Last year I brought up the debate over the ethics of embryo adoption in the Catholic Church. Something that I was not even aware was a debate at all. For most people, if the choice is between destroying these embryos and giving them a chance to be born and live regular lives, this seems pretty cut and dried. But, as Catholics, we know there is more to consider.
Over at Ignitum Today, Leah Jacobson examines the debate through the eyes of a “New Feminist”:
As a New Feminist I subscribe to the belief that God created women’s bodies to cooperate with the Divine in the very natural physical acts of nourishing new human life through conceiving, gestating, and lactating for the benefit of our offspring. Suppressing or altering these natural female abilities for matters of convenience is unethical in that it violates the natural order and diminishes the great contribution of women to our world. So it would seem that based upon these preliminary tenants of New Feminism that the natural process of reproduction is grossly altered in creating these embryos, thus the resulting practice of embryo adoption is immoral.
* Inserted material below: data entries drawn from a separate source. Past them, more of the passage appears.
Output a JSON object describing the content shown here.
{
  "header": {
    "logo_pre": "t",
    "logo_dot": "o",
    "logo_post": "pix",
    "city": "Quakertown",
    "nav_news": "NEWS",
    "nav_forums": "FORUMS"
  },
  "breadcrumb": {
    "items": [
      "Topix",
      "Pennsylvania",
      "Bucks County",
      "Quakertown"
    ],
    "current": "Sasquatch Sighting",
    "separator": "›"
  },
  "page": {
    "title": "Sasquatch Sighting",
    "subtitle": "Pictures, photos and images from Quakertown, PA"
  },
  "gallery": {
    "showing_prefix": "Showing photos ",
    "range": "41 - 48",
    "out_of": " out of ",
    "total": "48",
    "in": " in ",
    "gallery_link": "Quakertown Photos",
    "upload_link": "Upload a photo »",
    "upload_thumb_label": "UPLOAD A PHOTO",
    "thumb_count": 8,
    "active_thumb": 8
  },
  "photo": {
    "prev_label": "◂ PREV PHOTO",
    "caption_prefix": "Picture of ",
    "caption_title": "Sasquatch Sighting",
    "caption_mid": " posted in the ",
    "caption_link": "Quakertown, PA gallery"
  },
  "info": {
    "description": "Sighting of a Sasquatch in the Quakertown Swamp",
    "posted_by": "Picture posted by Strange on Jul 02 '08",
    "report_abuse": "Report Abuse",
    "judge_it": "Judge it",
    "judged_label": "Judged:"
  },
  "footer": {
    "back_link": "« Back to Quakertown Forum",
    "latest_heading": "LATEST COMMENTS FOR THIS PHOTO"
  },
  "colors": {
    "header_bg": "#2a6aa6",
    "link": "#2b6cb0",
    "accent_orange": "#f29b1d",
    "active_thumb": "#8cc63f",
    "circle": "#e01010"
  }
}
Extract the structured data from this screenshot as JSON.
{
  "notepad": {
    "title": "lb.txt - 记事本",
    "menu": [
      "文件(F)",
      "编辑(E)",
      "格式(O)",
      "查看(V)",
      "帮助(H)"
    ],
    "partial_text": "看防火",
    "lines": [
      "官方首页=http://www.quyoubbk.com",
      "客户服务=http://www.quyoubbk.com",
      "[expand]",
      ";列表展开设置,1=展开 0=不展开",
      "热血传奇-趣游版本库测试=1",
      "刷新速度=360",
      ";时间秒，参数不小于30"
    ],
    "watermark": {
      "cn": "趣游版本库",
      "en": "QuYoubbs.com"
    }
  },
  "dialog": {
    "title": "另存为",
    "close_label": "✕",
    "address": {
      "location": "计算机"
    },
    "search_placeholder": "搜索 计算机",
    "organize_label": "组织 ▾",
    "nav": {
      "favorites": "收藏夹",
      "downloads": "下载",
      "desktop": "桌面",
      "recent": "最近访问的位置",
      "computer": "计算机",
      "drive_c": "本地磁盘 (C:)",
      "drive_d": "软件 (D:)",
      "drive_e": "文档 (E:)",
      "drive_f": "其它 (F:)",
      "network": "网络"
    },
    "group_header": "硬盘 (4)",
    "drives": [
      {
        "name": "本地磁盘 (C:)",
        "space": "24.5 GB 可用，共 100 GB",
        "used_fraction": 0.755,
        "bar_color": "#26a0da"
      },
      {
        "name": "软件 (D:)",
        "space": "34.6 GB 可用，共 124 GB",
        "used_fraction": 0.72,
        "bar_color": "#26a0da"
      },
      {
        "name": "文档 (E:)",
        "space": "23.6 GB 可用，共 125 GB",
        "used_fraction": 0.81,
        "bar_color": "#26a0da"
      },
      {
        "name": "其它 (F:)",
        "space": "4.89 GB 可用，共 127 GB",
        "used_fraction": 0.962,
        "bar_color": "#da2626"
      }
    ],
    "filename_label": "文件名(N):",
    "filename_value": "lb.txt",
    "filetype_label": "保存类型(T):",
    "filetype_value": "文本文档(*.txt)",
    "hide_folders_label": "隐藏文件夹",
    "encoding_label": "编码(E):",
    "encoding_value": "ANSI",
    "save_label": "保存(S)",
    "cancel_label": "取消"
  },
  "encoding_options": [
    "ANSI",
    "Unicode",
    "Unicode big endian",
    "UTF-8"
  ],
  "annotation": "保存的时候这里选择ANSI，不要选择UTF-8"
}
However, New Feminism also emphasizes the contribution of women as “mothers of humanity”. We see motherhood, either physical or spiritual, as the ultimate fulfillment of woman’s purpose. Our bodies were made to mother; as were our spirits created to be in tune to those in need. No matter where a woman is called vocationally (the home, the office, the convent), she is equivocally called to infuse her environment with her feminine gifts. She is called to bring the unconditional love, acceptance, and hospitality towards others that physical mothers offer their own children.
There is still no official teaching on embryo adoption from the Catholic Church, so the debate goes on. Last year Dr. Gerard Nadal tackled the debate from a pro-adoption stance in three parts: